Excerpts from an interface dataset

____________

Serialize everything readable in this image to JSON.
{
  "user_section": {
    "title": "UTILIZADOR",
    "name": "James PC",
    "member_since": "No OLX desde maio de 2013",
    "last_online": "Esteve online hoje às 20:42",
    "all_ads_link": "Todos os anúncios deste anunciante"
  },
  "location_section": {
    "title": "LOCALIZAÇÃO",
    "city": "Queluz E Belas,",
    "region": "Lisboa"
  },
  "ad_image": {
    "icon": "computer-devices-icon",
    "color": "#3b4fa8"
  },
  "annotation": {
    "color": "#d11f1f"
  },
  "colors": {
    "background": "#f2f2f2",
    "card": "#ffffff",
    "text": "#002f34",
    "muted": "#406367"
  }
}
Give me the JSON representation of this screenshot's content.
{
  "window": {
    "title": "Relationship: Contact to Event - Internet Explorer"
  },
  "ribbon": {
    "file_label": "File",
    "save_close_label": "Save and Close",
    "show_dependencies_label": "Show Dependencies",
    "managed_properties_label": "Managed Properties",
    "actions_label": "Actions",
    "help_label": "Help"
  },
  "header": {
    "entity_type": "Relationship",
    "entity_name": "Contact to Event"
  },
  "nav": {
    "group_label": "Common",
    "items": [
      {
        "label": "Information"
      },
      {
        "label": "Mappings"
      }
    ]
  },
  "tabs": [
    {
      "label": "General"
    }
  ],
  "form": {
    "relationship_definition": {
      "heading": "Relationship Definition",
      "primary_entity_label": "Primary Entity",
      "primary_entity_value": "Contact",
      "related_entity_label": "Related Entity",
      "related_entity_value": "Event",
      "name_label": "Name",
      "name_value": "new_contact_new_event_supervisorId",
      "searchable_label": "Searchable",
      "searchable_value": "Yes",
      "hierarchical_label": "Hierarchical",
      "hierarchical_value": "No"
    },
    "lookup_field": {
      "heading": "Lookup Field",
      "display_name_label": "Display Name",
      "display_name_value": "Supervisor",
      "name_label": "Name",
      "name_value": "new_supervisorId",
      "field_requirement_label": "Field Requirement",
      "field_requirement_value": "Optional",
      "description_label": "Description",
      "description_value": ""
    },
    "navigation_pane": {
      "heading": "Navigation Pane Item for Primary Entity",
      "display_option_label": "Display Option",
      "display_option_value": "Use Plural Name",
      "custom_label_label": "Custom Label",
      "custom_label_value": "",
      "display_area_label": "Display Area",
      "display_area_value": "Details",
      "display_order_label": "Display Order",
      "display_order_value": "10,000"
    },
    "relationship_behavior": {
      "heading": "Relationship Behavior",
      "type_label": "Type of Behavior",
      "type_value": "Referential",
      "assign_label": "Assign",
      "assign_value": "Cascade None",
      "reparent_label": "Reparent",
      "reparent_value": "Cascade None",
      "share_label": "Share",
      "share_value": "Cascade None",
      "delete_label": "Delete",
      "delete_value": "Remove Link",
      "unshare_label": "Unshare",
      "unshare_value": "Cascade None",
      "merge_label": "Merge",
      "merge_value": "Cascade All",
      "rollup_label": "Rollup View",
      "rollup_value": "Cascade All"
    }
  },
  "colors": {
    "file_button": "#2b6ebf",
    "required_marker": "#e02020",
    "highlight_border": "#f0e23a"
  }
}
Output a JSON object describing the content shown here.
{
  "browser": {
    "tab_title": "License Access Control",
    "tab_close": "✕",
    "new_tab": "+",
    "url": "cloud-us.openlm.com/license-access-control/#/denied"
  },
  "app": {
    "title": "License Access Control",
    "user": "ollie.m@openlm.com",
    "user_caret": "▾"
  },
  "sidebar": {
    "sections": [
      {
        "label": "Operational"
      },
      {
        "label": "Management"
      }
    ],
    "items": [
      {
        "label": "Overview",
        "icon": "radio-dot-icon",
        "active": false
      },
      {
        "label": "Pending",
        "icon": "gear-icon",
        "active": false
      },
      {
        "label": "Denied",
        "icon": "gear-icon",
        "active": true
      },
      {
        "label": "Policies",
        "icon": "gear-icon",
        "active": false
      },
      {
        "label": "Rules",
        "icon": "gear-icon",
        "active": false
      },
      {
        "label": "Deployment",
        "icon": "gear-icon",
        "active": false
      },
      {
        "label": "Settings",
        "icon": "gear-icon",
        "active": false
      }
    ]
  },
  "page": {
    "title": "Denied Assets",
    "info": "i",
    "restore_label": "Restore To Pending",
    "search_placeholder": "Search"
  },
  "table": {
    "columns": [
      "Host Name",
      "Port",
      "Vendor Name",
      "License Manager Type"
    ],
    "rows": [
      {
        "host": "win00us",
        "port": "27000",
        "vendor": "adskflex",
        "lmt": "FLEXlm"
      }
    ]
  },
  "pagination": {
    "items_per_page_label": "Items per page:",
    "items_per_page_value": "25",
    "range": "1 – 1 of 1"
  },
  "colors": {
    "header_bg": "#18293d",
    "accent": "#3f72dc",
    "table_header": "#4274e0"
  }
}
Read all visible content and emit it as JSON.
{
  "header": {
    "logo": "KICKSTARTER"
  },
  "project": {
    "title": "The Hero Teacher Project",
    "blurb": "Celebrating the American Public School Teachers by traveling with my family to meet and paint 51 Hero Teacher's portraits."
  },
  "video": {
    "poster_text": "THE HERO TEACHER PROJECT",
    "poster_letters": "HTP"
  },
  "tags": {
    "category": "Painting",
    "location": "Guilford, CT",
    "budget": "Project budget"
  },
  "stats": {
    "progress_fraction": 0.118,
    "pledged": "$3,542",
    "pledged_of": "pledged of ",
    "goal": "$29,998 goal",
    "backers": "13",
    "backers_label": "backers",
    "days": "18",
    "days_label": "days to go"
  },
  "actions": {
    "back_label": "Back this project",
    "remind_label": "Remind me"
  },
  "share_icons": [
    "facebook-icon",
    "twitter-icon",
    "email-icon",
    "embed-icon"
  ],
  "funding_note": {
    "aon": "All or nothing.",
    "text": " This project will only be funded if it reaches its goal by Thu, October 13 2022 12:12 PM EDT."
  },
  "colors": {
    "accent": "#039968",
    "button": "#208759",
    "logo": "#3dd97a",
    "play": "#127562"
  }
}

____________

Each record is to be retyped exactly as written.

- Reply -
Serialize everything readable in this image to JSON.
{
  "user_section": {
    "title": "UTILIZADOR",
    "name": "James PC",
    "member_since": "No OLX desde maio de 2013",
    "last_online": "Esteve online hoje às 20:42",
    "all_ads_link": "Todos os anúncios deste anunciante"
  },
  "location_section": {
    "title": "LOCALIZAÇÃO",
    "city": "Queluz E Belas,",
    "region": "Lisboa"
  },
  "ad_image": {
    "icon": "computer-devices-icon",
    "color": "#3b4fa8"
  },
  "annotation": {
    "color": "#d11f1f"
  },
  "colors": {
    "background": "#f2f2f2",
    "card": "#ffffff",
    "text": "#002f34",
    "muted": "#406367"
  }
}
Give me the JSON representation of this screenshot's content.
{
  "window": {
    "title": "Relationship: Contact to Event - Internet Explorer"
  },
  "ribbon": {
    "file_label": "File",
    "save_close_label": "Save and Close",
    "show_dependencies_label": "Show Dependencies",
    "managed_properties_label": "Managed Properties",
    "actions_label": "Actions",
    "help_label": "Help"
  },
  "header": {
    "entity_type": "Relationship",
    "entity_name": "Contact to Event"
  },
  "nav": {
    "group_label": "Common",
    "items": [
      {
        "label": "Information"
      },
      {
        "label": "Mappings"
      }
    ]
  },
  "tabs": [
    {
      "label": "General"
    }
  ],
  "form": {
    "relationship_definition": {
      "heading": "Relationship Definition",
      "primary_entity_label": "Primary Entity",
      "primary_entity_value": "Contact",
      "related_entity_label": "Related Entity",
      "related_entity_value": "Event",
      "name_label": "Name",
      "name_value": "new_contact_new_event_supervisorId",
      "searchable_label": "Searchable",
      "searchable_value": "Yes",
      "hierarchical_label": "Hierarchical",
      "hierarchical_value": "No"
    },
    "lookup_field": {
      "heading": "Lookup Field",
      "display_name_label": "Display Name",
      "display_name_value": "Supervisor",
      "name_label": "Name",
      "name_value": "new_supervisorId",
      "field_requirement_label": "Field Requirement",
      "field_requirement_value": "Optional",
      "description_label": "Description",
      "description_value": ""
    },
    "navigation_pane": {
      "heading": "Navigation Pane Item for Primary Entity",
      "display_option_label": "Display Option",
      "display_option_value": "Use Plural Name",
      "custom_label_label": "Custom Label",
      "custom_label_value": "",
      "display_area_label": "Display Area",
      "display_area_value": "Details",
      "display_order_label": "Display Order",
      "display_order_value": "10,000"
    },
    "relationship_behavior": {
      "heading": "Relationship Behavior",
      "type_label": "Type of Behavior",
      "type_value": "Referential",
      "assign_label": "Assign",
      "assign_value": "Cascade None",
      "reparent_label": "Reparent",
      "reparent_value": "Cascade None",
      "share_label": "Share",
      "share_value": "Cascade None",
      "delete_label": "Delete",
      "delete_value": "Remove Link",
      "unshare_label": "Unshare",
      "unshare_value": "Cascade None",
      "merge_label": "Merge",
      "merge_value": "Cascade All",
      "rollup_label": "Rollup View",
      "rollup_value": "Cascade All"
    }
  },
  "colors": {
    "file_button": "#2b6ebf",
    "required_marker": "#e02020",
    "highlight_border": "#f0e23a"
  }
}
Output a JSON object describing the content shown here.
{
  "browser": {
    "tab_title": "License Access Control",
    "tab_close": "✕",
    "new_tab": "+",
    "url": "cloud-us.openlm.com/license-access-control/#/denied"
  },
  "app": {
    "title": "License Access Control",
    "user": "ollie.m@openlm.com",
    "user_caret": "▾"
  },
  "sidebar": {
    "sections": [
      {
        "label": "Operational"
      },
      {
        "label": "Management"
      }
    ],
    "items": [
      {
        "label": "Overview",
        "icon": "radio-dot-icon",
        "active": false
      },
      {
        "label": "Pending",
        "icon": "gear-icon",
        "active": false
      },
      {
        "label": "Denied",
        "icon": "gear-icon",
        "active": true
      },
      {
        "label": "Policies",
        "icon": "gear-icon",
        "active": false
      },
      {
        "label": "Rules",
        "icon": "gear-icon",
        "active": false
      },
      {
        "label": "Deployment",
        "icon": "gear-icon",
        "active": false
      },
      {
        "label": "Settings",
        "icon": "gear-icon",
        "active": false
      }
    ]
  },
  "page": {
    "title": "Denied Assets",
    "info": "i",
    "restore_label": "Restore To Pending",
    "search_placeholder": "Search"
  },
  "table": {
    "columns": [
      "Host Name",
      "Port",
      "Vendor Name",
      "License Manager Type"
    ],
    "rows": [
      {
        "host": "win00us",
        "port": "27000",
        "vendor": "adskflex",
        "lmt": "FLEXlm"
      }
    ]
  },
  "pagination": {
    "items_per_page_label": "Items per page:",
    "items_per_page_value": "25",
    "range": "1 – 1 of 1"
  },
  "colors": {
    "header_bg": "#18293d",
    "accent": "#3f72dc",
    "table_header": "#4274e0"
  }
}
Read all visible content and emit it as JSON.
{
  "header": {
    "logo": "KICKSTARTER"
  },
  "project": {
    "title": "The Hero Teacher Project",
    "blurb": "Celebrating the American Public School Teachers by traveling with my family to meet and paint 51 Hero Teacher's portraits."
  },
  "video": {
    "poster_text": "THE HERO TEACHER PROJECT",
    "poster_letters": "HTP"
  },
  "tags": {
    "category": "Painting",
    "location": "Guilford, CT",
    "budget": "Project budget"
  },
  "stats": {
    "progress_fraction": 0.118,
    "pledged": "$3,542",
    "pledged_of": "pledged of ",
    "goal": "$29,998 goal",
    "backers": "13",
    "backers_label": "backers",
    "days": "18",
    "days_label": "days to go"
  },
  "actions": {
    "back_label": "Back this project",
    "remind_label": "Remind me"
  },
  "share_icons": [
    "facebook-icon",
    "twitter-icon",
    "email-icon",
    "embed-icon"
  ],
  "funding_note": {
    "aon": "All or nothing.",
    "text": " This project will only be funded if it reaches its goal by Thu, October 13 2022 12:12 PM EDT."
  },
  "colors": {
    "accent": "#039968",
    "button": "#208759",
    "logo": "#3dd97a",
    "play": "#127562"
  }
}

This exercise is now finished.